START Material provided

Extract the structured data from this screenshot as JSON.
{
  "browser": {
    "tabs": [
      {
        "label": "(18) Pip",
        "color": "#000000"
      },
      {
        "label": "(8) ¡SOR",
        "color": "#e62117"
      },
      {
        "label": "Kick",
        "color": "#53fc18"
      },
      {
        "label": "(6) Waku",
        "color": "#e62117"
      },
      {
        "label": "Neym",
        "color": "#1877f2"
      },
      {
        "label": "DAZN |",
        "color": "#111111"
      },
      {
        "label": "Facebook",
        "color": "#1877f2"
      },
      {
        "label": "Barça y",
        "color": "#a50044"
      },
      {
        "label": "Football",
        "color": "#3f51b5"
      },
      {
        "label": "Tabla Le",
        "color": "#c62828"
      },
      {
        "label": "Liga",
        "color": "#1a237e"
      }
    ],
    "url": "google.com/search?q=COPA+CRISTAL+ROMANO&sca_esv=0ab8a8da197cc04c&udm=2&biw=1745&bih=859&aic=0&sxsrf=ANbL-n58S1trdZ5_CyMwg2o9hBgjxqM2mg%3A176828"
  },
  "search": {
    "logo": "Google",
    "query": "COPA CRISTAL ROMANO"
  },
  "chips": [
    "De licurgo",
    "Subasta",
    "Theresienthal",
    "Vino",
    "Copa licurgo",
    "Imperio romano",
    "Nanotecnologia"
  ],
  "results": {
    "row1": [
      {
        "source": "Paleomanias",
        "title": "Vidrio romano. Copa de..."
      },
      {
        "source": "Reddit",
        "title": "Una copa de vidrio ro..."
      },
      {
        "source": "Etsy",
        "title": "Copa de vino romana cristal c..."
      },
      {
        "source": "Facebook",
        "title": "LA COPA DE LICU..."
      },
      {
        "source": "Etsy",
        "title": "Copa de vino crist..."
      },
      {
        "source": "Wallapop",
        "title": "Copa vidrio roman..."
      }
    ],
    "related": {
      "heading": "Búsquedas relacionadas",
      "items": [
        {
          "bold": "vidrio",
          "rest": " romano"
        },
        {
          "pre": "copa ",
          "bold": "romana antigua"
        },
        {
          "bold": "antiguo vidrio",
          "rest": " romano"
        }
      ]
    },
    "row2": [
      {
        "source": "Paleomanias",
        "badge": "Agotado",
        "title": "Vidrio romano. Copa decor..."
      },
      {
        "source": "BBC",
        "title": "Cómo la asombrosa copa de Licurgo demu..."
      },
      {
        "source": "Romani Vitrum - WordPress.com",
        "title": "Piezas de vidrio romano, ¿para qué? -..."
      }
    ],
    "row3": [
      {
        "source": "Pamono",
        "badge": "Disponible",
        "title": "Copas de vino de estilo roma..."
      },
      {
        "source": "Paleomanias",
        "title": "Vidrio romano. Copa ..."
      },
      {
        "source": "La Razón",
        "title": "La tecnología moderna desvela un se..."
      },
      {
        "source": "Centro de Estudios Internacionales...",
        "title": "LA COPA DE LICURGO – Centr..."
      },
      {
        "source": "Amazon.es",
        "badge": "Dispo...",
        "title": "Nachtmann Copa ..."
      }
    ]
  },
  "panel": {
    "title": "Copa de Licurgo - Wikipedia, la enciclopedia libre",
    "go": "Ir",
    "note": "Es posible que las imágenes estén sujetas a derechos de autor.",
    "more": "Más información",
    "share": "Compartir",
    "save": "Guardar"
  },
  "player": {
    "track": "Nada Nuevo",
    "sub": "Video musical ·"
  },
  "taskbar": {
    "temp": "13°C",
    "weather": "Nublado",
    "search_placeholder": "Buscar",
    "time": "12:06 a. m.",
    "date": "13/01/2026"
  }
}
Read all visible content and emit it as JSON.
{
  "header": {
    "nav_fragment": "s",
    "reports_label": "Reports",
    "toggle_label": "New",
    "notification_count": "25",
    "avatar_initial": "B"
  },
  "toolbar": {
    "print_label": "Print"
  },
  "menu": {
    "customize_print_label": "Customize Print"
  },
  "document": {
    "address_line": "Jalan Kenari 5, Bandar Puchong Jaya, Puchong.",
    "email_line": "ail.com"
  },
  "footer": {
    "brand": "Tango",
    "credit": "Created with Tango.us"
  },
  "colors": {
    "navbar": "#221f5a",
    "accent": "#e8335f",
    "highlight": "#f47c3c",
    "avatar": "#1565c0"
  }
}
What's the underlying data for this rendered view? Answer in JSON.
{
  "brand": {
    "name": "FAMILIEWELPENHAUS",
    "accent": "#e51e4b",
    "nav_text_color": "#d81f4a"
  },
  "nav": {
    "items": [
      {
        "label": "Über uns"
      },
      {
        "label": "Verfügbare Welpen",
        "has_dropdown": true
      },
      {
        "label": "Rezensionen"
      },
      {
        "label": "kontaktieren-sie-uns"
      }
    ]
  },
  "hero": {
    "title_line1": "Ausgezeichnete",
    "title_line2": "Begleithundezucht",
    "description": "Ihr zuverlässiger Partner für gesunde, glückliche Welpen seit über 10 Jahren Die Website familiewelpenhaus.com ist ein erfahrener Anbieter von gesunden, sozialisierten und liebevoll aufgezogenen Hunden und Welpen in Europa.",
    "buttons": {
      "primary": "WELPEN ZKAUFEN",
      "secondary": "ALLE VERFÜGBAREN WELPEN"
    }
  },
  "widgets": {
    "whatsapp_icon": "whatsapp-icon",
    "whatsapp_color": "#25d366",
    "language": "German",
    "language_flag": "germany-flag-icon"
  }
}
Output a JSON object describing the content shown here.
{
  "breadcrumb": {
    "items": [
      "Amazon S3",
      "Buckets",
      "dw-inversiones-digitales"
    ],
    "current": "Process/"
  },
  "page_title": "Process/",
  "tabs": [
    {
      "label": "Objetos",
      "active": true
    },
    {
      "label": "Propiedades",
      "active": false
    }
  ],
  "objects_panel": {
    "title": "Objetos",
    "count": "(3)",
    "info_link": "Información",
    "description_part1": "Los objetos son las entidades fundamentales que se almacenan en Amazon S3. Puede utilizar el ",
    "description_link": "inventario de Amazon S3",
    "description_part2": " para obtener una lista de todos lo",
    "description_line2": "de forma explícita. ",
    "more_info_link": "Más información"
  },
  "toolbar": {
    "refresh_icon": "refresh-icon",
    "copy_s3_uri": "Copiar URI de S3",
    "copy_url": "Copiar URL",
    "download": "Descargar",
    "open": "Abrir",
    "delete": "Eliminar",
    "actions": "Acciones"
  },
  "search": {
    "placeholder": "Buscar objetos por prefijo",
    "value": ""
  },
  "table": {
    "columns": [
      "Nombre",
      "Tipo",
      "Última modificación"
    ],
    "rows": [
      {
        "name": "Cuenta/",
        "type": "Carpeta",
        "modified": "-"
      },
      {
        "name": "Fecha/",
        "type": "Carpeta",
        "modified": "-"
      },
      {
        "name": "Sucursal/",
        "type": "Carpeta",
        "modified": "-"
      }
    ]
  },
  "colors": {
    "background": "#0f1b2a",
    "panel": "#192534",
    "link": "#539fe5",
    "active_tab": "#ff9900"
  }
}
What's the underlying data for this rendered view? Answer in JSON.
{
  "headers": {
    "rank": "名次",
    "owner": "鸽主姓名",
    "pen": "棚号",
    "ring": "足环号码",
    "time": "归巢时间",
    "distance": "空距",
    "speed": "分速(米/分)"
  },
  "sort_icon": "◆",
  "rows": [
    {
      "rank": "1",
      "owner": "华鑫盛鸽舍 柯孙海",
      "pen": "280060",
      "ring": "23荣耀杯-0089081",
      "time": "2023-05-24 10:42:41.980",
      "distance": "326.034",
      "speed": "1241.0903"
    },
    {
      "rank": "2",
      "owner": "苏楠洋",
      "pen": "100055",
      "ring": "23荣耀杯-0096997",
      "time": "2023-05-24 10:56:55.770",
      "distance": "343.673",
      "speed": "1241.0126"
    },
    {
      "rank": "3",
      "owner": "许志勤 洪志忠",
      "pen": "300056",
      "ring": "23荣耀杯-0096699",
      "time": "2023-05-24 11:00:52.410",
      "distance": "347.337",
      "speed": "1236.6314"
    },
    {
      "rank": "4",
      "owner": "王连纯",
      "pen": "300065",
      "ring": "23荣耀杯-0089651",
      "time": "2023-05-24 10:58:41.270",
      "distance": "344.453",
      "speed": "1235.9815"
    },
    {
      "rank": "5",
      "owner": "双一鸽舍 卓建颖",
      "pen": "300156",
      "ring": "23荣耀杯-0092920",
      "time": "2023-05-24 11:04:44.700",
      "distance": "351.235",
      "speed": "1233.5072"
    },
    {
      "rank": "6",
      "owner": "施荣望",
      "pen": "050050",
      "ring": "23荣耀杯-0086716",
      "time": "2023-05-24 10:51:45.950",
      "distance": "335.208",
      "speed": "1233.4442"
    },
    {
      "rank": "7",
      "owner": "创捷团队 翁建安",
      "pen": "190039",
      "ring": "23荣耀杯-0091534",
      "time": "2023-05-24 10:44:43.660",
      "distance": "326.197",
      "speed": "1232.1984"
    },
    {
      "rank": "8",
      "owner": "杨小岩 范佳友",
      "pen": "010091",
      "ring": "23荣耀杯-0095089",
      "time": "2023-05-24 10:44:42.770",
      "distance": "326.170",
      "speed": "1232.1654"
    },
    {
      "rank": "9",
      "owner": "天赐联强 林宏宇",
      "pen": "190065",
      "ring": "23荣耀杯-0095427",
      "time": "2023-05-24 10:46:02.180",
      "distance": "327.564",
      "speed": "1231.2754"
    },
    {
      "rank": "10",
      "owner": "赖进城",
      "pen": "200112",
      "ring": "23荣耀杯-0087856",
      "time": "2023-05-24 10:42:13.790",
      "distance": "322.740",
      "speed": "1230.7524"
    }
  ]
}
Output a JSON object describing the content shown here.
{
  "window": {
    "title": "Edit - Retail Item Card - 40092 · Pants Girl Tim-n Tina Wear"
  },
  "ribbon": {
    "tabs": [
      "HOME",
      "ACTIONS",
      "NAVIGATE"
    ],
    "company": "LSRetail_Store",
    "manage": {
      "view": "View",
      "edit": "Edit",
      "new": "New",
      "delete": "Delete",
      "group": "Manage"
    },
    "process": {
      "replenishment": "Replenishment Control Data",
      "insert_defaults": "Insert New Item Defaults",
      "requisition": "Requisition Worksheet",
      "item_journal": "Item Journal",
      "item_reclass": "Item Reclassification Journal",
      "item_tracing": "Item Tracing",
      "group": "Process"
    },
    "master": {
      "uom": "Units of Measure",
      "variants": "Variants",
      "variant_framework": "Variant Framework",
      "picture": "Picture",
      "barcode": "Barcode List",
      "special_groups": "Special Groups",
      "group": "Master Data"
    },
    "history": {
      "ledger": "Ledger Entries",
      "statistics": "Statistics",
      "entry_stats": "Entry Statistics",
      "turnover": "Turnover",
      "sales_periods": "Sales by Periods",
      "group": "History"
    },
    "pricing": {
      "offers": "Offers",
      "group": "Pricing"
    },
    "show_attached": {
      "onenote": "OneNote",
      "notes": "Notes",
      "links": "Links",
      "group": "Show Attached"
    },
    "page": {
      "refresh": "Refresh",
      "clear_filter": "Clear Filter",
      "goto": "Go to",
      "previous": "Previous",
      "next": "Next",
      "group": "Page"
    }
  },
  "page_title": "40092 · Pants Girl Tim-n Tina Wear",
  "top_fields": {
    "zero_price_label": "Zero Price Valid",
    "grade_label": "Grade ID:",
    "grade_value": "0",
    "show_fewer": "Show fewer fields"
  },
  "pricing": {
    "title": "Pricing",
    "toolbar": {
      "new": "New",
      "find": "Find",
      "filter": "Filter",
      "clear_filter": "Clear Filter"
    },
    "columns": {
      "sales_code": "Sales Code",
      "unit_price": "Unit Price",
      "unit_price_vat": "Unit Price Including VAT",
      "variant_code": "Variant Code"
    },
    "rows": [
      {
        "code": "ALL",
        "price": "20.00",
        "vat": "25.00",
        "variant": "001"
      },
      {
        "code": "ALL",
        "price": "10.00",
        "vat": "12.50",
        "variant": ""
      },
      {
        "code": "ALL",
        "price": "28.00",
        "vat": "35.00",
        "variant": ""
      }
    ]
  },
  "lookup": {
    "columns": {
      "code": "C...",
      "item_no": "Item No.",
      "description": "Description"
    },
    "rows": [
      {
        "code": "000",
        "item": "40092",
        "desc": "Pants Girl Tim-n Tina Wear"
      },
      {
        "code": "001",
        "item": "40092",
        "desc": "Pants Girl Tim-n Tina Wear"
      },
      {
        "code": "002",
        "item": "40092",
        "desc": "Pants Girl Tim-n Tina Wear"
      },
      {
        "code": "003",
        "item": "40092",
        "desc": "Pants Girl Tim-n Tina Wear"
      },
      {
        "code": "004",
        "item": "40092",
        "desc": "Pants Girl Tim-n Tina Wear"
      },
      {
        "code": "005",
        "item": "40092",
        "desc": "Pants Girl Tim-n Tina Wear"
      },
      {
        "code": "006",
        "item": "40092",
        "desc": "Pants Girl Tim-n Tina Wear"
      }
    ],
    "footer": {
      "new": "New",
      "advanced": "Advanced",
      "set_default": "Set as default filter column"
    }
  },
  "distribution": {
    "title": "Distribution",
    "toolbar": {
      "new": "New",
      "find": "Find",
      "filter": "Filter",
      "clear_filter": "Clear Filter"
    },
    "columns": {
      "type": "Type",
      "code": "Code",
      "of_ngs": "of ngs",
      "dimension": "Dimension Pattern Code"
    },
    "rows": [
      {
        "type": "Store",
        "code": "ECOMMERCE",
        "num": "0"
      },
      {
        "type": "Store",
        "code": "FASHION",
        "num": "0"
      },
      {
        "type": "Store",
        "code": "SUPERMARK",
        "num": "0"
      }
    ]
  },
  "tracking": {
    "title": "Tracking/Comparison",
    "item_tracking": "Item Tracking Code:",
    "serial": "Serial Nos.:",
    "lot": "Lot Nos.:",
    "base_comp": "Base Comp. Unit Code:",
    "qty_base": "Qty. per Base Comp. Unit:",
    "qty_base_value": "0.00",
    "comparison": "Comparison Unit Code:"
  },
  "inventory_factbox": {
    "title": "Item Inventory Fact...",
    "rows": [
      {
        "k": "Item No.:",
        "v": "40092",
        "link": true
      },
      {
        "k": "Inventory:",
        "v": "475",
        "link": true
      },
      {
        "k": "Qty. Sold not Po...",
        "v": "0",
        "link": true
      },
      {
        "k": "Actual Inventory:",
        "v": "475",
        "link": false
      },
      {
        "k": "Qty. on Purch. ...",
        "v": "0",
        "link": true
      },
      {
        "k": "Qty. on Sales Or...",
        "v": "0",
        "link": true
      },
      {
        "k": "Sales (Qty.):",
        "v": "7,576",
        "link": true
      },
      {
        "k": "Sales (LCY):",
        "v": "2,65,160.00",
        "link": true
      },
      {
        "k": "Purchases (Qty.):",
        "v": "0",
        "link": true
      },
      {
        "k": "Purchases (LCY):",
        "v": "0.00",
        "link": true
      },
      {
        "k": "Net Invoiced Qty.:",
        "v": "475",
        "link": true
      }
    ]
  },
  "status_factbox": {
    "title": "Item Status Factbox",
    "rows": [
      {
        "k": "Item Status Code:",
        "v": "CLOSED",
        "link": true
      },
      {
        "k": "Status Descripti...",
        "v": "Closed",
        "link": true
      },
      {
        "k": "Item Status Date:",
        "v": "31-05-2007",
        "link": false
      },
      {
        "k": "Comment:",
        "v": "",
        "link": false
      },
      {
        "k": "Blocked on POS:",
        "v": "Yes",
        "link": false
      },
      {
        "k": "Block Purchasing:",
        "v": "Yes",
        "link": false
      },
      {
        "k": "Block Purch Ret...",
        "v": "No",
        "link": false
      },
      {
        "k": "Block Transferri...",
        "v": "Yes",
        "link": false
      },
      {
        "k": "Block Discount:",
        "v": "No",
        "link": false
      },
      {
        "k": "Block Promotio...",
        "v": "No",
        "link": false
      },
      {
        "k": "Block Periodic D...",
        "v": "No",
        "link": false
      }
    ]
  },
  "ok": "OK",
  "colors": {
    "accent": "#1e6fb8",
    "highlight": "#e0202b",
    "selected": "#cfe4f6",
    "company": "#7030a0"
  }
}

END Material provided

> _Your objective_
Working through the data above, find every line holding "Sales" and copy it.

> _Response area_
      "sales_periods": "Sales by Periods",
      "sales_code": "Sales Code",
        "k": "Qty. on Sales Or...",
        "k": "Sales (Qty.):",
        "k": "Sales (LCY):",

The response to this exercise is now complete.